__Data records__
****************
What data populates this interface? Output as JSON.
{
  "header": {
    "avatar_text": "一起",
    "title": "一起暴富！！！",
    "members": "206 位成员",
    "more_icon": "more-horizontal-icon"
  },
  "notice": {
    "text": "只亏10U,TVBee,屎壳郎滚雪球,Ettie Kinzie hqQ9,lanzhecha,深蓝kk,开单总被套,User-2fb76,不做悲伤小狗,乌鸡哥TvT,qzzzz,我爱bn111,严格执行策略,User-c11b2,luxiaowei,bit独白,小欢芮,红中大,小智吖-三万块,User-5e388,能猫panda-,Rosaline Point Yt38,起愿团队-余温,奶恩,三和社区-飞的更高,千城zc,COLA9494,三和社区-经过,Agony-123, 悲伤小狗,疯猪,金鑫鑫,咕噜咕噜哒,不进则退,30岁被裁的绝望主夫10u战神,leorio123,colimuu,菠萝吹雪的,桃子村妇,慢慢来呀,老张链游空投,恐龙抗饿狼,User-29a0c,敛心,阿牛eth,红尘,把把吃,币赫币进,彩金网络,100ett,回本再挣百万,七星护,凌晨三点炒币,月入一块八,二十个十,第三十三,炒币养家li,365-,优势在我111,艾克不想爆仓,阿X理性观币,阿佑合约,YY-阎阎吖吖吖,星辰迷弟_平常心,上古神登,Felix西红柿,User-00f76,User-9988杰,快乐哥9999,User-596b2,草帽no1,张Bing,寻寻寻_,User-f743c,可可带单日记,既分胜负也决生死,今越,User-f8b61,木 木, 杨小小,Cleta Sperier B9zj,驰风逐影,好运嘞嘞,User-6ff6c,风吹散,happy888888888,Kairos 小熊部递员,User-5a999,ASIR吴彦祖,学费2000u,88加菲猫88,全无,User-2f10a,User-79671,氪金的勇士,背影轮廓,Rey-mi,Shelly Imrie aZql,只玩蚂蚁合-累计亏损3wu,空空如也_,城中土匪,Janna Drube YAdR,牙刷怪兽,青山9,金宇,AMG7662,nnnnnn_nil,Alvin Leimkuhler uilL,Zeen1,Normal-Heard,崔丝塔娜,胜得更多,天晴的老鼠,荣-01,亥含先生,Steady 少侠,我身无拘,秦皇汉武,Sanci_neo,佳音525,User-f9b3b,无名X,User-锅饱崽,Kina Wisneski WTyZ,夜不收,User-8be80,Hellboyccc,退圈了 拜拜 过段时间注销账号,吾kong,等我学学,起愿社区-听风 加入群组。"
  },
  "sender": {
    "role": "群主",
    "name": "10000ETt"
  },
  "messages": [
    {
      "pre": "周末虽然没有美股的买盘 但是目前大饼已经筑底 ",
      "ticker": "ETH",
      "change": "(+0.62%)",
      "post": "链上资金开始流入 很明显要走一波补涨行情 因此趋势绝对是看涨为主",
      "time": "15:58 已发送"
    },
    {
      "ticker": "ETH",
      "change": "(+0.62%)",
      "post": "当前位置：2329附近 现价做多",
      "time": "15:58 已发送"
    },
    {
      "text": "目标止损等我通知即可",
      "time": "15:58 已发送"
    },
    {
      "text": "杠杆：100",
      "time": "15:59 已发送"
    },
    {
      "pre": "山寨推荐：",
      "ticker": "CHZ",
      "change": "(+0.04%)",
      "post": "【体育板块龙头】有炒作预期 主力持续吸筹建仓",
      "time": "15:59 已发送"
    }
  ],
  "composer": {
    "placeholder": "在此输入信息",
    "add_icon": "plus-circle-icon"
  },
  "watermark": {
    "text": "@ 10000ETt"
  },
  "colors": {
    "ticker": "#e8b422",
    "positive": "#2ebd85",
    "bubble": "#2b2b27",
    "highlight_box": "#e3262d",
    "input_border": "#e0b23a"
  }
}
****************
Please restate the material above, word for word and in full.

What data populates this interface? Output as JSON.
{
  "header": {
    "avatar_text": "一起",
    "title": "一起暴富！！！",
    "members": "206 位成员",
    "more_icon": "more-horizontal-icon"
  },
  "notice": {
    "text": "只亏10U,TVBee,屎壳郎滚雪球,Ettie Kinzie hqQ9,lanzhecha,深蓝kk,开单总被套,User-2fb76,不做悲伤小狗,乌鸡哥TvT,qzzzz,我爱bn111,严格执行策略,User-c11b2,luxiaowei,bit独白,小欢芮,红中大,小智吖-三万块,User-5e388,能猫panda-,Rosaline Point Yt38,起愿团队-余温,奶恩,三和社区-飞的更高,千城zc,COLA9494,三和社区-经过,Agony-123, 悲伤小狗,疯猪,金鑫鑫,咕噜咕噜哒,不进则退,30岁被裁的绝望主夫10u战神,leorio123,colimuu,菠萝吹雪的,桃子村妇,慢慢来呀,老张链游空投,恐龙抗饿狼,User-29a0c,敛心,阿牛eth,红尘,把把吃,币赫币进,彩金网络,100ett,回本再挣百万,七星护,凌晨三点炒币,月入一块八,二十个十,第三十三,炒币养家li,365-,优势在我111,艾克不想爆仓,阿X理性观币,阿佑合约,YY-阎阎吖吖吖,星辰迷弟_平常心,上古神登,Felix西红柿,User-00f76,User-9988杰,快乐哥9999,User-596b2,草帽no1,张Bing,寻寻寻_,User-f743c,可可带单日记,既分胜负也决生死,今越,User-f8b61,木 木, 杨小小,Cleta Sperier B9zj,驰风逐影,好运嘞嘞,User-6ff6c,风吹散,happy888888888,Kairos 小熊部递员,User-5a999,ASIR吴彦祖,学费2000u,88加菲猫88,全无,User-2f10a,User-79671,氪金的勇士,背影轮廓,Rey-mi,Shelly Imrie aZql,只玩蚂蚁合-累计亏损3wu,空空如也_,城中土匪,Janna Drube YAdR,牙刷怪兽,青山9,金宇,AMG7662,nnnnnn_nil,Alvin Leimkuhler uilL,Zeen1,Normal-Heard,崔丝塔娜,胜得更多,天晴的老鼠,荣-01,亥含先生,Steady 少侠,我身无拘,秦皇汉武,Sanci_neo,佳音525,User-f9b3b,无名X,User-锅饱崽,Kina Wisneski WTyZ,夜不收,User-8be80,Hellboyccc,退圈了 拜拜 过段时间注销账号,吾kong,等我学学,起愿社区-听风 加入群组。"
  },
  "sender": {
    "role": "群主",
    "name": "10000ETt"
  },
  "messages": [
    {
      "pre": "周末虽然没有美股的买盘 但是目前大饼已经筑底 ",
      "ticker": "ETH",
      "change": "(+0.62%)",
      "post": "链上资金开始流入 很明显要走一波补涨行情 因此趋势绝对是看涨为主",
      "time": "15:58 已发送"
    },
    {
      "ticker": "ETH",
      "change": "(+0.62%)",
      "post": "当前位置：2329附近 现价做多",
      "time": "15:58 已发送"
    },
    {
      "text": "目标止损等我通知即可",
      "time": "15:58 已发送"
    },
    {
      "text": "杠杆：100",
      "time": "15:59 已发送"
    },
    {
      "pre": "山寨推荐：",
      "ticker": "CHZ",
      "change": "(+0.04%)",
      "post": "【体育板块龙头】有炒作预期 主力持续吸筹建仓",
      "time": "15:59 已发送"
    }
  ],
  "composer": {
    "placeholder": "在此输入信息",
    "add_icon": "plus-circle-icon"
  },
  "watermark": {
    "text": "@ 10000ETt"
  },
  "colors": {
    "ticker": "#e8b422",
    "positive": "#2ebd85",
    "bubble": "#2b2b27",
    "highlight_box": "#e3262d",
    "input_border": "#e0b23a"
  }
}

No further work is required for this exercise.